Bernanke’s remarks were confirmed by Congressman Barney Frank who has done a remarkable job in shepherding a new bill through the Congress to monitor and regulate securitized debt and derivatives. Frank’s bill will probably be the best piece of legislation we will see this year.

Bernanke and Frank also noted that the problem in foreclosures on homes was not due to securitized debt, but to increasing unemployment. My colleague Harlan Green makes the same point in his latest article. In fact, Harlan states that loan defaults come from inability to pay the mortgage because of unemployment, illness and such, before negative equity becomes a factor.

I trust we can now all agree that securitized debt provides an important source of credit and is not a financial “devil” waiting to cause more problems. As I have said, we will not see demand grow fast enough to force employers to rehire in numbers sufficient to bring down our unacceptable high unemployment until we resume using securitized debt, as we did for most of the first decade of this millennium.

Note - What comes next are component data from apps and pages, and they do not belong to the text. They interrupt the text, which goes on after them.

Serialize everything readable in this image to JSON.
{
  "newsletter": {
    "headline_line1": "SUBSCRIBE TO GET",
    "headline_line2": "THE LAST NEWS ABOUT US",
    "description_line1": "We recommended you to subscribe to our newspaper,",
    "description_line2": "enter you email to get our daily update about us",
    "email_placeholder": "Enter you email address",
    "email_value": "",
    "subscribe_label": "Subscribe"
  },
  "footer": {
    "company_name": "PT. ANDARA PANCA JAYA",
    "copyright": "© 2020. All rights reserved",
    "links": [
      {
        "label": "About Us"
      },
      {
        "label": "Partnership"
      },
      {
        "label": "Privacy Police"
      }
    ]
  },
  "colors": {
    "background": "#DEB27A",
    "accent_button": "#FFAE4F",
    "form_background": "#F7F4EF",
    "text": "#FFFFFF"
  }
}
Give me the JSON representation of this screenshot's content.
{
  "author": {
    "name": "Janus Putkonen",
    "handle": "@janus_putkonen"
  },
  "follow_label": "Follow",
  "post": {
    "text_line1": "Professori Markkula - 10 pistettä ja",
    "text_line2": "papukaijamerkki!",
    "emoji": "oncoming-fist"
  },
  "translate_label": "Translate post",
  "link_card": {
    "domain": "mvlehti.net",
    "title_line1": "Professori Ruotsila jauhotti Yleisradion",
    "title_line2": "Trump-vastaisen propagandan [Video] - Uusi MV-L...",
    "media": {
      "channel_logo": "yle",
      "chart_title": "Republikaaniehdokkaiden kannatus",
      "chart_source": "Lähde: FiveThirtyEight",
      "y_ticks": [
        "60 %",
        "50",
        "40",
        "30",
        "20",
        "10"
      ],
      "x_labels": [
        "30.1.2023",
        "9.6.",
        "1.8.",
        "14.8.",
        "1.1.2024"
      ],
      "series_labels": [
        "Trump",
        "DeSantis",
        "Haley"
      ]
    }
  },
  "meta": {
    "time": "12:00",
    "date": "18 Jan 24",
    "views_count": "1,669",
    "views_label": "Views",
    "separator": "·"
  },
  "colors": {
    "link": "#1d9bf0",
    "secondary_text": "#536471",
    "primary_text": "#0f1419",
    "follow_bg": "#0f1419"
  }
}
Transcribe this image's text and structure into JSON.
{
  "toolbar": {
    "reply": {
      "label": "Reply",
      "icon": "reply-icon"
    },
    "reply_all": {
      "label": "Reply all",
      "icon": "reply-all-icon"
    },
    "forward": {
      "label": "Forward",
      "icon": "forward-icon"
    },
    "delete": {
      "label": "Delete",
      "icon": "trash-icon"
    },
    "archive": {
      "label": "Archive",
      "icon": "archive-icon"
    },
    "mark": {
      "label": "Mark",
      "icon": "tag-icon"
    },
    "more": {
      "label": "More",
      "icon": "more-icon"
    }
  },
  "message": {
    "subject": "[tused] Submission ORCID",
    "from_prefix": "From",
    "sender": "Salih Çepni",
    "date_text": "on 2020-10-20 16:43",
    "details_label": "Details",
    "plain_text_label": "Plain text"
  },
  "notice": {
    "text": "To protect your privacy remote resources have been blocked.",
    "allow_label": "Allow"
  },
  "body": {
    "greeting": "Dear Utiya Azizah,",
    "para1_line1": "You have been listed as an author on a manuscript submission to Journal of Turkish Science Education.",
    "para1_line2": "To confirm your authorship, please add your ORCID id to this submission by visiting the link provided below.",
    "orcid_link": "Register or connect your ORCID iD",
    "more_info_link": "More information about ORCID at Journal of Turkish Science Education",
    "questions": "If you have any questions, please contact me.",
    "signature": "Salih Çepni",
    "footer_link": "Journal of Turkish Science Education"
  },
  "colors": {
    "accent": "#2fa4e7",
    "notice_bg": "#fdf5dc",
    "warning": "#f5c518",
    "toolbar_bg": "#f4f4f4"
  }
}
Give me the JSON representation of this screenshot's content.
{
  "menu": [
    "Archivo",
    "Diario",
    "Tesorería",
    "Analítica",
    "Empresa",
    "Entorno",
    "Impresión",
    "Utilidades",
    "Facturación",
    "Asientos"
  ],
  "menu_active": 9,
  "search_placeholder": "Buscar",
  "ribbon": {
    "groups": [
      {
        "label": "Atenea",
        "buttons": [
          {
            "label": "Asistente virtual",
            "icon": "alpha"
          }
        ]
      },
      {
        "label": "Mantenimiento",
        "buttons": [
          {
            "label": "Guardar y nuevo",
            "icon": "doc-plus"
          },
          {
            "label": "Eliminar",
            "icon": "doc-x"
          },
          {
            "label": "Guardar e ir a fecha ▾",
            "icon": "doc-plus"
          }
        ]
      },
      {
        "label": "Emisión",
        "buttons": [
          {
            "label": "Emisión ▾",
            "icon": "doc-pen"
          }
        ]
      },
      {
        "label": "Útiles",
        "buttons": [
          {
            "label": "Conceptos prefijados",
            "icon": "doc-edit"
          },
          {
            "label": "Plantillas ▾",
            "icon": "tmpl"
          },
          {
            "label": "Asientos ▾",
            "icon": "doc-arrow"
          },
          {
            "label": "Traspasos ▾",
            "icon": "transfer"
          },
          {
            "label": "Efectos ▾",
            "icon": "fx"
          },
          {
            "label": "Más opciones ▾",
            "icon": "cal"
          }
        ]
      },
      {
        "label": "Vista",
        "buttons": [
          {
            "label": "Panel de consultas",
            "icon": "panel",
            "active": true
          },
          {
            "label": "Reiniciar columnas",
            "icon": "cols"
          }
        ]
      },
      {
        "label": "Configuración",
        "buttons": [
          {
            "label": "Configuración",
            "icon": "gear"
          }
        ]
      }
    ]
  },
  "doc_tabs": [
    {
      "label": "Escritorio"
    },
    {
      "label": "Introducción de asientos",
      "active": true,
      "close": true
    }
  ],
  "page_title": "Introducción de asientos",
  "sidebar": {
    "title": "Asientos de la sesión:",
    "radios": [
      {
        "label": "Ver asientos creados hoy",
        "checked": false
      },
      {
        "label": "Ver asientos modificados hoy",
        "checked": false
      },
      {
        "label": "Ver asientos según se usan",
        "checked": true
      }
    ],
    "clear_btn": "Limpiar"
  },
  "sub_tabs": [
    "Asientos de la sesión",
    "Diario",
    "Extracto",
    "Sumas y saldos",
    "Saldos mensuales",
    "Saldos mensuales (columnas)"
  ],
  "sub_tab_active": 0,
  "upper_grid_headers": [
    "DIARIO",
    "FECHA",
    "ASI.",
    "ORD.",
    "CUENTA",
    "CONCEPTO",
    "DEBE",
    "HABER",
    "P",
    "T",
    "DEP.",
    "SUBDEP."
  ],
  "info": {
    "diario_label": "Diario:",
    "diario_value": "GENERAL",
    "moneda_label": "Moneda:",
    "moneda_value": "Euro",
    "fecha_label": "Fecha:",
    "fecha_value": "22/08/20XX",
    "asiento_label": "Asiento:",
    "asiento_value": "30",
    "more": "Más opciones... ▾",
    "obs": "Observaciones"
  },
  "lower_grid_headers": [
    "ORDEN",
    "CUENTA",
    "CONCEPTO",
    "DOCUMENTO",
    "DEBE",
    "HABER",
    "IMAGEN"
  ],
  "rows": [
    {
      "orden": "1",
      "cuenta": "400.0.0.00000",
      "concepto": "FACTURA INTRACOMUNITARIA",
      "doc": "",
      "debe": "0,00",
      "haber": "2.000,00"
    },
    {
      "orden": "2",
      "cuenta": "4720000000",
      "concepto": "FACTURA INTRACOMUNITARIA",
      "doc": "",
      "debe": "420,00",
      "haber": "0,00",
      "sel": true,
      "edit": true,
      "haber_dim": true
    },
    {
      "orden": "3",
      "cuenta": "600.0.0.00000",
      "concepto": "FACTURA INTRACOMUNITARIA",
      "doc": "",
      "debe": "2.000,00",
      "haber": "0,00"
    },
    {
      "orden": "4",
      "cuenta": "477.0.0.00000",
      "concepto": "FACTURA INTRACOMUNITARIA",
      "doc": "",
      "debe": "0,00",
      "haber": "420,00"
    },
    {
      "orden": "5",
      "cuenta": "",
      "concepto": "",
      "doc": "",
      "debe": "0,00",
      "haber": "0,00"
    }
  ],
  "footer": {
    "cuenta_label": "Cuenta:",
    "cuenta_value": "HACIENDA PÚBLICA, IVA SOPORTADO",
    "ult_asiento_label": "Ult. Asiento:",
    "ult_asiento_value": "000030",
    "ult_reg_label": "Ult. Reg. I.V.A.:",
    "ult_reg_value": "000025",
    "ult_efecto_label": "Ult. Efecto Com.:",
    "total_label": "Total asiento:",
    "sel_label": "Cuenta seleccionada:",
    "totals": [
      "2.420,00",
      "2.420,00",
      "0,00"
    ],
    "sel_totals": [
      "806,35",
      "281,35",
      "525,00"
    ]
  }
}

We have a choice, resume using securitized debt to bring back prosperity or continue to view it with suspicion and languish in the economic doldrums.